Graduate Degree Type
Physical Therapy (M.S.)
Cathy C. Harro
This study investigated the effects of 30% body weight support on gait in two individuals with hemiplegia secondary to stroke. Two subjects with right hemiplegia were tested. Each completed four trials, two full weight bearing and two unweighted 30%, in random order. Each trial consisted of walking six meters on a treadmill at the subjects' self-selected speed. Temporal distance data were collected via Stride Analyzer footswitches. Subjects were also videotaped from the side during all trials. We expected velocity, cadence, stride length, uninvolved limb swing time, and involved limb stance time to increase with unweighting. Subjects 1's results agreed only in stride length and uninvolved limb swing time. However, Subject 2's results agreed in all variables but one: involved limb stance time. Possible reasons for the differences are discussed.
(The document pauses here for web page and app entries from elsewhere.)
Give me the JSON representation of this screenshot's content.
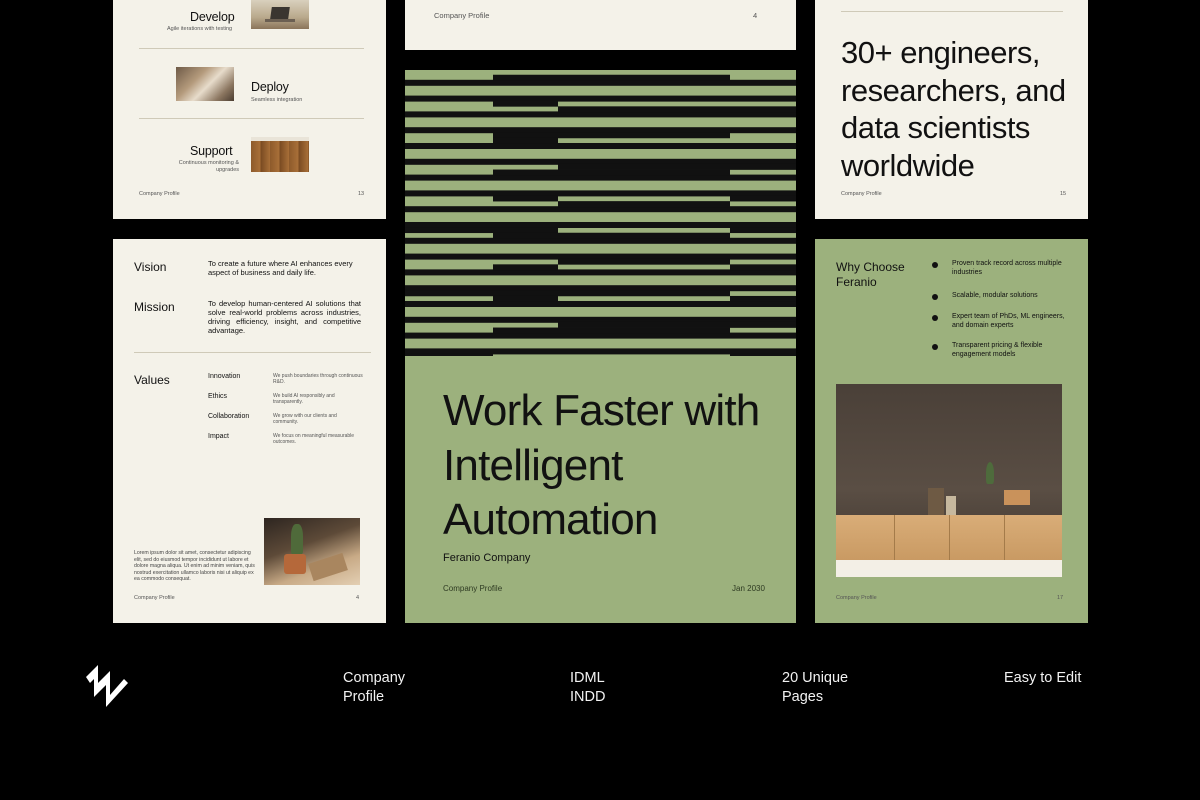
{
  "colors": {
    "background": "#000000",
    "paper": "#f4f2e9",
    "accent_green": "#9cb17d",
    "stripe_dark": "#111111"
  },
  "page13": {
    "services": [
      {
        "title": "Develop",
        "desc": "Agile iterations with testing"
      },
      {
        "title": "Deploy",
        "desc": "Seamless integration"
      },
      {
        "title": "Support",
        "desc": "Continuous monitoring & upgrades"
      }
    ],
    "footer": "Company Profile",
    "page_number": "13"
  },
  "page4top": {
    "footer": "Company Profile",
    "page_number": "4"
  },
  "page15": {
    "statement": "30+ engineers, researchers, and data scientists worldwide",
    "footer": "Company Profile",
    "page_number": "15"
  },
  "page4": {
    "vision_label": "Vision",
    "vision_text": "To create a future where AI enhances every aspect of business and daily life.",
    "mission_label": "Mission",
    "mission_text": "To develop human-centered AI solutions that solve real-world problems across industries, driving efficiency, insight, and competitive advantage.",
    "values_label": "Values",
    "values": [
      {
        "name": "Innovation",
        "desc": "We push boundaries through continuous R&D."
      },
      {
        "name": "Ethics",
        "desc": "We build AI responsibly and transparently."
      },
      {
        "name": "Collaboration",
        "desc": "We grow with our clients and community."
      },
      {
        "name": "Impact",
        "desc": "We focus on meaningful measurable outcomes."
      }
    ],
    "lorem": "Lorem ipsum dolor sit amet, consectetur adipiscing elit, sed do eiusmod tempor incididunt ut labore et dolore magna aliqua. Ut enim ad minim veniam, quis nostrud exercitation ullamco laboris nisi ut aliquip ex ea commodo consequat.",
    "footer": "Company Profile",
    "page_number": "4"
  },
  "cover": {
    "title": "Work Faster with Intelligent Automation",
    "company": "Feranio Company",
    "footer": "Company Profile",
    "date": "Jan 2030"
  },
  "page17": {
    "heading": "Why Choose Feranio",
    "bullets": [
      "Proven track record across multiple industries",
      "Scalable, modular solutions",
      "Expert team of PhDs, ML engineers, and domain experts",
      "Transparent pricing & flexible engagement models"
    ],
    "footer": "Company Profile",
    "page_number": "17"
  },
  "bottom_bar": {
    "logo_icon": "zigzag-logo-icon",
    "features": [
      {
        "line1": "Company",
        "line2": "Profile"
      },
      {
        "line1": "IDML",
        "line2": "INDD"
      },
      {
        "line1": "20 Unique",
        "line2": "Pages"
      },
      {
        "line1": "Easy to Edit",
        "line2": ""
      }
    ]
  }
}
Videotape gait analysis revealed increased symmetry between limbs and decreased biomechanical variation at hip, knee and ankle for both subjects.
Creaser, Natasha A. and Jones, Michael W., "The Effects of Partial Unweighting on Hemiplegic Gait" (1995). Masters Theses. 247.